Did I use Steroids?
Me and my family were once having a family dinner, and after I ate I was leaving to go downstairs when my little brother said, "me and my friends at school, think your doing steroids" I laughed at him and jokingly said "all the time", later that night my dad comes down and being sly says "ya know um steroids are bad mkayyyyyyy"
I have never taken steroids, although I don't hate them, I have nothing against them, I just don't use them, I don't think I need to I am still young, my free testosterone in my blood stream is doing just fine. I supplement and am on the massive eating diet that is enough for me and has helped me get where I am without anabolics, but I say if you want to use them learn about them, do your research, then fine go on ahead!

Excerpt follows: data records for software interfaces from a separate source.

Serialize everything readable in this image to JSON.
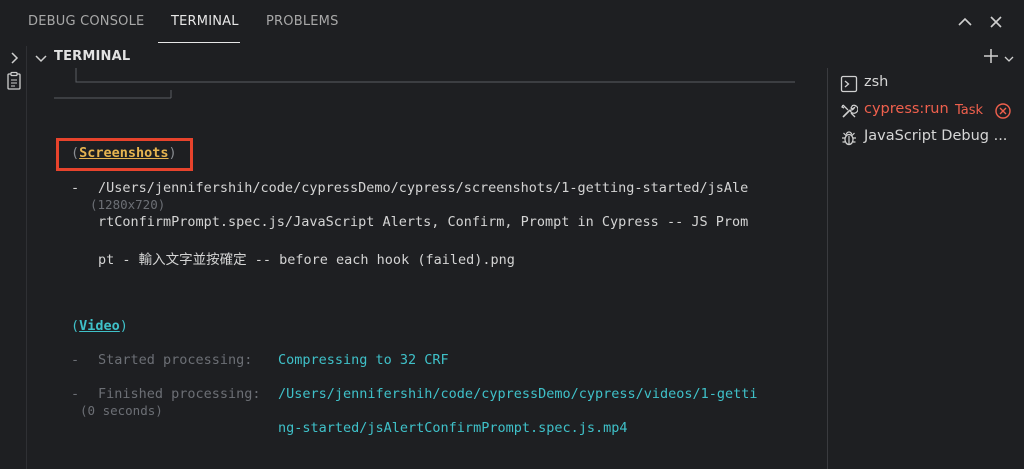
{
  "tabs": {
    "debug_console": "DEBUG CONSOLE",
    "terminal": "TERMINAL",
    "problems": "PROBLEMS"
  },
  "terminal_header": {
    "label": "TERMINAL"
  },
  "terminal_output": {
    "screenshots_heading_open": "(",
    "screenshots_heading_text": "Screenshots",
    "screenshots_heading_close": ")",
    "bullet": "-",
    "screenshot_path_line1": "/Users/jennifershih/code/cypressDemo/cypress/screenshots/1-getting-started/jsAle",
    "screenshot_size": "(1280x720)",
    "screenshot_path_line2": "rtConfirmPrompt.spec.js/JavaScript Alerts, Confirm, Prompt in Cypress -- JS Prom",
    "screenshot_path_line3": "pt - 輸入文字並按確定 -- before each hook (failed).png",
    "video_heading_open": "(",
    "video_heading_text": "Video",
    "video_heading_close": ")",
    "started_label": "Started processing:",
    "started_value": "Compressing to 32 CRF",
    "finished_label": "Finished processing:",
    "finished_value_line1": "/Users/jennifershih/code/cypressDemo/cypress/videos/1-getti",
    "finished_time": "(0 seconds)",
    "finished_value_line2": "ng-started/jsAlertConfirmPrompt.spec.js.mp4"
  },
  "terminal_list": {
    "items": [
      {
        "label": "zsh",
        "icon": "terminal-icon"
      },
      {
        "label": "cypress:run",
        "suffix": "Task",
        "icon": "tools-icon",
        "status_icon": "error-circle-icon"
      },
      {
        "label": "JavaScript Debug ...",
        "icon": "bug-icon"
      }
    ]
  },
  "colors": {
    "background": "#1e1f22",
    "cyan": "#3fc1c9",
    "yellow": "#e6b450",
    "error_red": "#f0604d",
    "highlight_box": "#e7432c"
  }
}
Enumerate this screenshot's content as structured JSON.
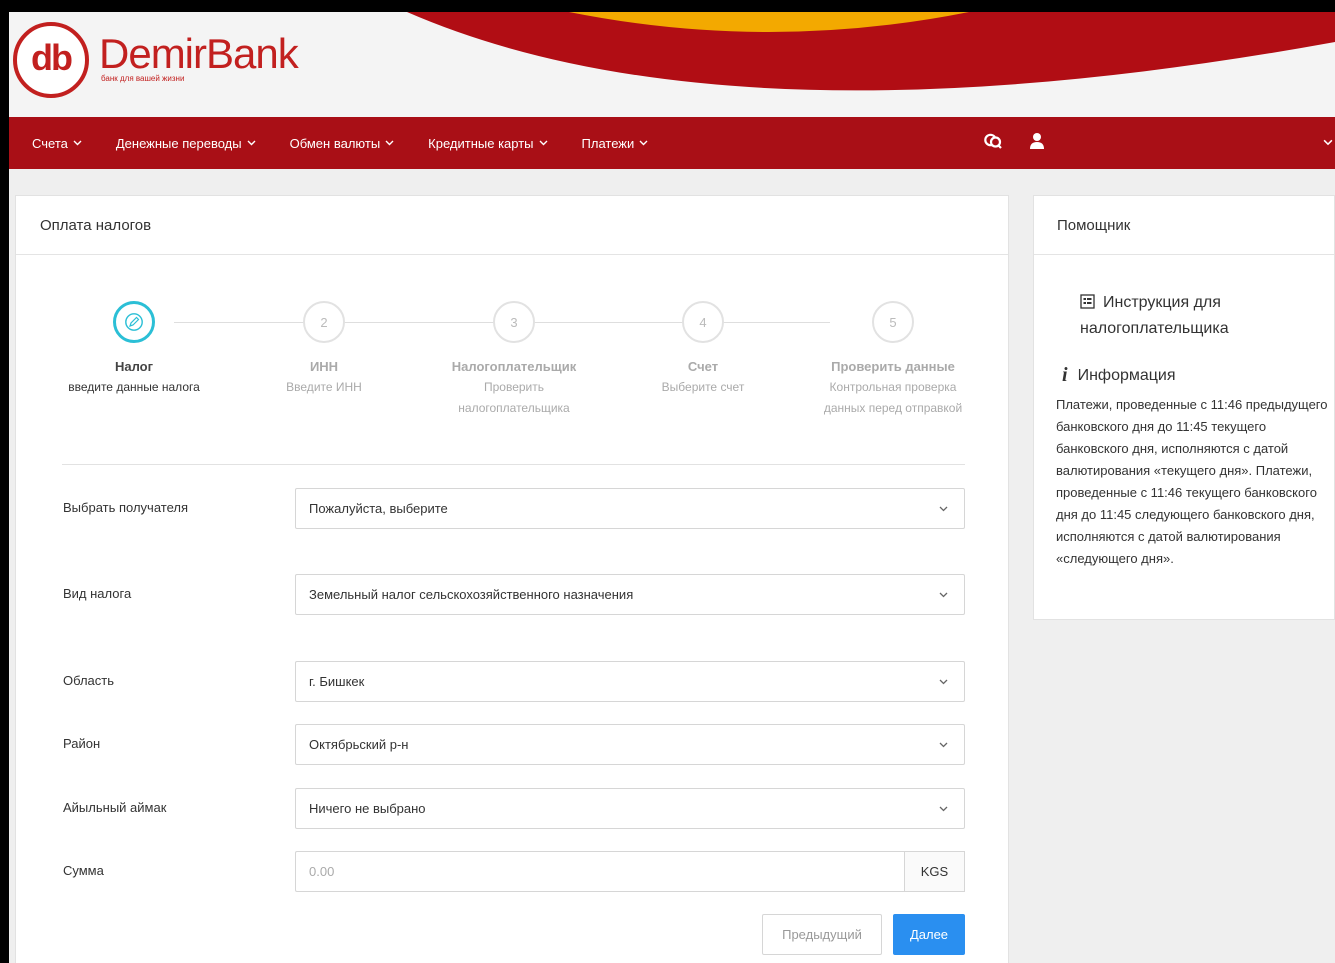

I think something possibly more important than the physical gains that I made was how my mind changed, mostly in what was important in life. Before bodybuilding I beloved that schoolwork was everything, and I was a shy nerd, girls were a no no, I never even talked to them and If one smiled at me it would make my week!
After bodybuilding it was all different I was meeting people left and right I figured out that at least in my mind people were equal, some may be prettier, have more money, be bigger, thinner etc, but they are still people and I never thought I didn't deserve to talk to someone. I gained more confidence and I think I grew mentally which was more important I believe.